◆ Stored records:
+===+

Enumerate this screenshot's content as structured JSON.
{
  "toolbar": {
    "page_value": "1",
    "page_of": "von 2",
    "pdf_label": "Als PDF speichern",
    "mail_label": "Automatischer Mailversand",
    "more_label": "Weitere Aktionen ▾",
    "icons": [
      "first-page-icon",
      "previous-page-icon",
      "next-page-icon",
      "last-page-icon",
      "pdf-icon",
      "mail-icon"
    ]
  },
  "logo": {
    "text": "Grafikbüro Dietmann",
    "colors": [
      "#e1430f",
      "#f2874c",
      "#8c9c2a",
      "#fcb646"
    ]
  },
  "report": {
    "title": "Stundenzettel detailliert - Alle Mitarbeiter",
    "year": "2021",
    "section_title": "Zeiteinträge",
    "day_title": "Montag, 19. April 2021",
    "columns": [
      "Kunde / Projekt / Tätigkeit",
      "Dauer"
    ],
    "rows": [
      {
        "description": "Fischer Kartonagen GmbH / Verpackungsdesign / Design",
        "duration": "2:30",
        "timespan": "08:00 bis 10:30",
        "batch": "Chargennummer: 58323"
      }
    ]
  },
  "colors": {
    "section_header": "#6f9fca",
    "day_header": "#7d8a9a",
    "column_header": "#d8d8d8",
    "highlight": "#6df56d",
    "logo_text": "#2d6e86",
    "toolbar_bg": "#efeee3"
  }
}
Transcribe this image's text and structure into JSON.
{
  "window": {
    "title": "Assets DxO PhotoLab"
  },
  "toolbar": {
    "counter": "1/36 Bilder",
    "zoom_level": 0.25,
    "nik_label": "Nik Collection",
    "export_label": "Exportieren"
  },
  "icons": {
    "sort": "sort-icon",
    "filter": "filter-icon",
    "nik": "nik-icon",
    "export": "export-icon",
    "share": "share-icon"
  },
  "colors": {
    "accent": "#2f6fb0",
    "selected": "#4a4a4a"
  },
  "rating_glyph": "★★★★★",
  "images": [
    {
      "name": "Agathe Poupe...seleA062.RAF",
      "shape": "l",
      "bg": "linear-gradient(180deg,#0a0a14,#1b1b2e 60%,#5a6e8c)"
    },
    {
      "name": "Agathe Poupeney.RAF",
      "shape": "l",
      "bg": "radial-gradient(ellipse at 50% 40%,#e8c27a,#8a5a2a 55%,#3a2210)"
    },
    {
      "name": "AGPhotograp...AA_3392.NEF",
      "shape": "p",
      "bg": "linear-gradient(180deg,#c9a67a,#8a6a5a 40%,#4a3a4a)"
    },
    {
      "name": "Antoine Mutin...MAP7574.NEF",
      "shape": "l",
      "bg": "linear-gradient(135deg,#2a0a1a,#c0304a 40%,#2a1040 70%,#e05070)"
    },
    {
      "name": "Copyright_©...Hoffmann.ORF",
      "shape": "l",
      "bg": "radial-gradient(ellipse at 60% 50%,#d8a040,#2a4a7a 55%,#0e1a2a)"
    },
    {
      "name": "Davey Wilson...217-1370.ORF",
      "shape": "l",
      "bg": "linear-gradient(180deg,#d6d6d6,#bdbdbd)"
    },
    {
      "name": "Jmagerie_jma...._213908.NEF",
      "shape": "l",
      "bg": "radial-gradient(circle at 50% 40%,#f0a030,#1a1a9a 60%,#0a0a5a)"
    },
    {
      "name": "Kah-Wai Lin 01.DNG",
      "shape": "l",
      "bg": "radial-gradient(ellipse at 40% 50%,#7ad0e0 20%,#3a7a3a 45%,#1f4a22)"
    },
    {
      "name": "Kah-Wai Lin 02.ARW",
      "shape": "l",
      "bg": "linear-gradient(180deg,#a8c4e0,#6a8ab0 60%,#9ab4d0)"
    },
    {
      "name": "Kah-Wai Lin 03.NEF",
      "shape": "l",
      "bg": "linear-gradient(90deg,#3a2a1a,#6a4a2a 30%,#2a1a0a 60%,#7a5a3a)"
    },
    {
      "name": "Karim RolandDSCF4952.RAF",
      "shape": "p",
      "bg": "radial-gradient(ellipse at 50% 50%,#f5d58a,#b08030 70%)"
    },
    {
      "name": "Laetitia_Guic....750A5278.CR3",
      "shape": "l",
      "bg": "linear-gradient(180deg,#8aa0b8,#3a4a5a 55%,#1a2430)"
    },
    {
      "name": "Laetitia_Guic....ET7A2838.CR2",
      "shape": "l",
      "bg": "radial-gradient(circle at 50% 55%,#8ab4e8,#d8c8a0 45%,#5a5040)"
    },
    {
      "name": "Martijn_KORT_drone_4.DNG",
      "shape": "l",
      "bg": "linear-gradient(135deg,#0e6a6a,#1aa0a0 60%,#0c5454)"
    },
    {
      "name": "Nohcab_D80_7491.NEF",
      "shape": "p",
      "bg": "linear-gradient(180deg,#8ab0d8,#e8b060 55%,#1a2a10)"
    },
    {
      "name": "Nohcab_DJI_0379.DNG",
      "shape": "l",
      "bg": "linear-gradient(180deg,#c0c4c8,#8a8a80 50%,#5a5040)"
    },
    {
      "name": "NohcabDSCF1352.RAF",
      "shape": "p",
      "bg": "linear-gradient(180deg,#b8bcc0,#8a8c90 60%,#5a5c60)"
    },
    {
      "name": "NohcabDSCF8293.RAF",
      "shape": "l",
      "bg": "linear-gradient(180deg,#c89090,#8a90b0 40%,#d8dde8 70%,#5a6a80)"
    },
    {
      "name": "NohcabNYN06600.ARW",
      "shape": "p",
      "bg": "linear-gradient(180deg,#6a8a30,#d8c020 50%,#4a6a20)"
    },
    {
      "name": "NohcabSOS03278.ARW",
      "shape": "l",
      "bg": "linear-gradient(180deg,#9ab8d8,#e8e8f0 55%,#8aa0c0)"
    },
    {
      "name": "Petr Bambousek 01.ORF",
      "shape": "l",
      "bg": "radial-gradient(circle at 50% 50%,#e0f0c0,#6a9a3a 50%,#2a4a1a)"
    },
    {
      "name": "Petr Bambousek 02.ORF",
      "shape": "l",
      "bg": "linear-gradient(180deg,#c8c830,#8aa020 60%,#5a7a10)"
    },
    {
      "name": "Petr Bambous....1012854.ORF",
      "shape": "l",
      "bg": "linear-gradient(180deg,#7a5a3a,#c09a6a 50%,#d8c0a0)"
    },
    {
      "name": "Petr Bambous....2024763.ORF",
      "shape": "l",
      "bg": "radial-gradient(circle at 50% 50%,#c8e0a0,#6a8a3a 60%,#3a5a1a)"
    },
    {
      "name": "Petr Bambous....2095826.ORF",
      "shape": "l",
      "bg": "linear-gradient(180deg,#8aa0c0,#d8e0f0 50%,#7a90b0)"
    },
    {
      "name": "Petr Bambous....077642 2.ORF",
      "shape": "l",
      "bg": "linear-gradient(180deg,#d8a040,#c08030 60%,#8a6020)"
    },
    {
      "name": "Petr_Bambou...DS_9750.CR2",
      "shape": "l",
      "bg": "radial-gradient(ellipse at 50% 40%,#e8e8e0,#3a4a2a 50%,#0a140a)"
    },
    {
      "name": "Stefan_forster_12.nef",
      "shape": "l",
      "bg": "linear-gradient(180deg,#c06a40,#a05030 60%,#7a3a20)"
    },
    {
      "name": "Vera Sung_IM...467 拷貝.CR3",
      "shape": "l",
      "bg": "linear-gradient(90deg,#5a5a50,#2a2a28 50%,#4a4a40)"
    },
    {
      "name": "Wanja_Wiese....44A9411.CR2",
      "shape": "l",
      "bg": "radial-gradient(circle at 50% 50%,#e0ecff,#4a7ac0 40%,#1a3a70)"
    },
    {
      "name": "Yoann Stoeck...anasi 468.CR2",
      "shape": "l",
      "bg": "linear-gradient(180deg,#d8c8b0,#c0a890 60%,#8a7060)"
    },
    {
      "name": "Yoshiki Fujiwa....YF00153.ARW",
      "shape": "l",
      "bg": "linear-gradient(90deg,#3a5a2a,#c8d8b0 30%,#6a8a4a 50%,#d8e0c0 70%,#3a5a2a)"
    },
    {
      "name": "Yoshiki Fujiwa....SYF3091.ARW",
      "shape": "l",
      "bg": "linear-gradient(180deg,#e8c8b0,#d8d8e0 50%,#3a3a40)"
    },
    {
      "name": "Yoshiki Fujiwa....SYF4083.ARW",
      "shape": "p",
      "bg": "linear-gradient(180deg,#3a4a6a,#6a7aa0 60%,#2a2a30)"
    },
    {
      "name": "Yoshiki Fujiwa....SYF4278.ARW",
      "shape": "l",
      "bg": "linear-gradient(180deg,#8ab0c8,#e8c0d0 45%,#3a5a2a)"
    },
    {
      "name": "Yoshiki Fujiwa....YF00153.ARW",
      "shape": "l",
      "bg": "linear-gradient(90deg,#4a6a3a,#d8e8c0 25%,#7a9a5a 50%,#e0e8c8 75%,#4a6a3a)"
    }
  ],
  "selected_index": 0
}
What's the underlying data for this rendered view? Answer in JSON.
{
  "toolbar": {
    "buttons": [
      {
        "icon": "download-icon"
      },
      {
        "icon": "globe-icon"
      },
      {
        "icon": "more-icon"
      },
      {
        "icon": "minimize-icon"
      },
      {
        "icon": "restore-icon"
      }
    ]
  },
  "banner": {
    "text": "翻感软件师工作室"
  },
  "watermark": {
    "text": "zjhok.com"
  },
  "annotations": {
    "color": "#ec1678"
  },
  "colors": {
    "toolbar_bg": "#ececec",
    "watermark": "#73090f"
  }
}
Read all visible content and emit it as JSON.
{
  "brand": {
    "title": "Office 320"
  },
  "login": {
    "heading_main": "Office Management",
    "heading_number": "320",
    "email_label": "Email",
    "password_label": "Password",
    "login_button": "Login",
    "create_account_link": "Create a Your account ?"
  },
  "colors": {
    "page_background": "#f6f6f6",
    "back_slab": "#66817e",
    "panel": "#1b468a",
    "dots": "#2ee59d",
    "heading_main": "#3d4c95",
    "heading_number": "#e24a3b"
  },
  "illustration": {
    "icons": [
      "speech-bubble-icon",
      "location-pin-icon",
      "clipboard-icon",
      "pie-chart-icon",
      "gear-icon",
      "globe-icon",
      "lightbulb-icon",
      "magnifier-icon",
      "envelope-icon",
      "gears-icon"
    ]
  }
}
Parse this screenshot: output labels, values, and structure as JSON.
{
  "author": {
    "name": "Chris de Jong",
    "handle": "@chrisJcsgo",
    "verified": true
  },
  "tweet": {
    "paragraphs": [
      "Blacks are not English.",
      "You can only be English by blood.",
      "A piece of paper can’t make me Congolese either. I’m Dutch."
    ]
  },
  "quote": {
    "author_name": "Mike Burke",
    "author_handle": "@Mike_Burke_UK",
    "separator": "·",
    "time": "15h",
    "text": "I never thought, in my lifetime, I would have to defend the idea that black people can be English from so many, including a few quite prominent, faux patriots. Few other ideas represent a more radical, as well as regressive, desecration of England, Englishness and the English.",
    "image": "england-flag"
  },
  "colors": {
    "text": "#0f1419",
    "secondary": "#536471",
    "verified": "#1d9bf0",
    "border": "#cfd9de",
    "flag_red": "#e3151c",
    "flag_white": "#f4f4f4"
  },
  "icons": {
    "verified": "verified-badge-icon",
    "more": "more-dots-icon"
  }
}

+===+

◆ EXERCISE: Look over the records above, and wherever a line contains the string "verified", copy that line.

◆ EXERCISE SOLUTION:
    "verified": true
    "verified": "#1d9bf0",
    "verified": "verified-badge-icon",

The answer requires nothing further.